When I am in New York, I spend time in both the village of Hastings-on-Hudson and the town of Greenburgh. It’s easy, since my New York home is in both.
Hastings-on-Hudson, population 7,849 as of the 2010 census, is located completely within the town of Greenburgh, population 88,400. Both are, in turn, part of Westchester County.
When my kids were growing up, they couldn’t cool off in the Greenburgh town pool; they had to join the Hastings pool instead. They were educated in schools that are part of the Hastings-on-Hudson Union Free School District, whose boundaries extend beyond the village itself. Some of their classmates belonged to the Greenburgh pool.
Greenburgh has a police force, but its cars never drive past my house, because Hastings-on-Hudson has a force of its own, along with a Department of Public Works that fixes streets and collects trash. Being too small to support a paid fire department, the village relies on volunteers, who do quite a good job. But, just the same, I’m glad smoke detectors and other modern improvements have reduced the frequency and consequences of house fires.
As homeowners in both Hastings-on-Hudson and Greenburgh, we pay taxes to both. Our town taxes are reduced to reflect some services that the village provides. Overall, however, we pay around three times as much in taxes, per dollar of property value, in New York as we do on our main home in Florida or our vacation home in Vermont.
As I have written here before, companies control cost by eliminating redundancy. The public sector, however, tends to be less concerned with efficiency and the economies of scale. The result, in New York and some other places, is a proliferation of tiny localities, each with its own facilities, its own staff and its own taxes.
Hastings-on-Hudson and Greenburgh are just two of more than 10,000 local jurisdictions in New York state. Efforts to reduce that number have met fierce opposition. In 2009, as attorney general, current Gov. Andrew Cuomo helped push through a law to make it easier to dissolve superfluous layers of government. Under that law, called the New N.Y. Government Reorganization and Citizen Empowerment Act, 10 percent of residents or 5,000 registered voters, whichever is fewer, can force a vote on whether to consolidate or dissolve duplicate jurisdictions. But few empowered citizens have emerged to take advantage of the law.
Michigan also recently passed a law to enable citizens to do away with unnecessary municipalities. The first merger proposed under that law failed last month, with residents of the tiny Onekama Village, located on Lake Michigan, voting 139 to 86 against joining with surrounding Onekama Township.
New Jersey saw a big win for consolidation last year when neighboring Princeton Borough and Princeton Township agreed to a merger that is expected to save about $3.2 million. But other New Jersey towns have been reluctant to follow the Princetons’ example, and the state continues to be dotted by so-called “doughnut towns,” where one municipality completely surrounds another.
In all three states, governors have aggressively advocated consolidation, recognizing that the high property taxes levied to support so many municipalities are a major impediment to economic progress.

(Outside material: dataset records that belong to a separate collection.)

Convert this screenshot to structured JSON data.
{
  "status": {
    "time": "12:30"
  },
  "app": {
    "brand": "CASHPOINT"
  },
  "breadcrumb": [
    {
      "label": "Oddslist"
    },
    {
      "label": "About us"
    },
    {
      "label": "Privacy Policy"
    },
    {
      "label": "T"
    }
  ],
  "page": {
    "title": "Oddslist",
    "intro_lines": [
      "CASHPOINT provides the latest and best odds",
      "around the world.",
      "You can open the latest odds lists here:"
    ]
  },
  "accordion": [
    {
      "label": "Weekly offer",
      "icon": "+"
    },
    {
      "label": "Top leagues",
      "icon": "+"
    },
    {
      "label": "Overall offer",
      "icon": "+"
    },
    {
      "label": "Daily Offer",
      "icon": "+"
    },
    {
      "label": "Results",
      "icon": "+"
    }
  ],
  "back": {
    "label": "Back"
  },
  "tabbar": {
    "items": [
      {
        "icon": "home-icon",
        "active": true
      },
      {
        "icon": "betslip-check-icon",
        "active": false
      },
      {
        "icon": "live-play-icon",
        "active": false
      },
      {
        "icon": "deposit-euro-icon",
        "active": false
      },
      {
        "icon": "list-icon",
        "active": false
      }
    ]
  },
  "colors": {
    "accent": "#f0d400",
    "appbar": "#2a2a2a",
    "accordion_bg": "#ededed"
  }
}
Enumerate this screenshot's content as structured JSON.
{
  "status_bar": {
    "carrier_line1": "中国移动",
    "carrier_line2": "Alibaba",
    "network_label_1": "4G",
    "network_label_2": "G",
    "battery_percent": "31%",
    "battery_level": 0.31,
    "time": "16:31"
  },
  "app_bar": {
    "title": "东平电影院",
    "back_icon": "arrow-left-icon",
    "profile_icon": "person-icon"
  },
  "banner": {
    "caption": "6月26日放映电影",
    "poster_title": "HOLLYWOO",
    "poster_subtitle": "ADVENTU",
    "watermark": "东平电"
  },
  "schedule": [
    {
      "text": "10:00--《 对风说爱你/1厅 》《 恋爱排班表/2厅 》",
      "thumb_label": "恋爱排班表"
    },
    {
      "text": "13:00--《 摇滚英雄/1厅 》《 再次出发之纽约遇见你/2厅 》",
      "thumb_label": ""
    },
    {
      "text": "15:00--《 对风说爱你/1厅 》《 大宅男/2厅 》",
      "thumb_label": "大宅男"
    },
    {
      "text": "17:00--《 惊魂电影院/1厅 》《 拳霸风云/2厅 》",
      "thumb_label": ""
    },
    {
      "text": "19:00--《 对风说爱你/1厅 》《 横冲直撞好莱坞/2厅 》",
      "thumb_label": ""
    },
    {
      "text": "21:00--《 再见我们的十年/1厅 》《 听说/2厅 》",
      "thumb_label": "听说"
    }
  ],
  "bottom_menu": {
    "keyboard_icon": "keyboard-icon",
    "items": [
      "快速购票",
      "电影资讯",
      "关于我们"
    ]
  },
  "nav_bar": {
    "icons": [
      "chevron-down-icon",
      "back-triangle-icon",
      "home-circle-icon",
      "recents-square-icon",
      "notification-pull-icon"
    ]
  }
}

Critics of municipal duplication are generally quick to blame resistance to consolidation on local public employees, who fill those duplicative jobs, and on county-level politicians, who are accused of using miniature jurisdictions as patronage mills. There is a fair amount of truth to this. In local politics, where elections are often determined by a handful of votes, it is easy for entrenched interests to keep unwelcome change at bay.
But there is more to the story. The truth is that, despite the inefficiencies, most people like their small towns. In some cases, opposition to mergers is a pure matter of dollars and cents. Residents of one district may not want to pay taxes to fix up a pool on the other side of town, or they may be reluctant to share resources with neighbors who have less to put into the pot.
Often, however, there is something else going on – the inexplicable (at least to me) lure of the hyperlocal. The localists usually put arguments about schools front and center. It’s true that the schools in Hastings-on-Hudson, where each grade has only around 100 to 120 students, are excellent. But I expect that has far more to do with the size of individual classrooms and the socioeconomic makeup of the district (heavily populated by doctors, lawyers, psychologists and other professionals) than with the size of the district. Neighboring localities have similarly high-performing schools. I see no reason why our districts cannot consolidate to save on administration and overhead without compromising educational performance.
My guess is that the defenders of local government really want smallness for its own sake. In large suburban areas like Westchester, whose countywide population is just under 1 million, the inconveniences of small-town life, including the nitpicking and nosiness that plague actual small towns, can begin to look a lot like charm. So the borders that were originally drawn when people traveled on horseback and left calling cards for their friends continue to cut across modern landscapes.
While my neighbors may be willing to pay extra to have a smaller local government, I’d be happy just to have a smaller tax bill. Or maybe take a dip in that Greenburgh pool.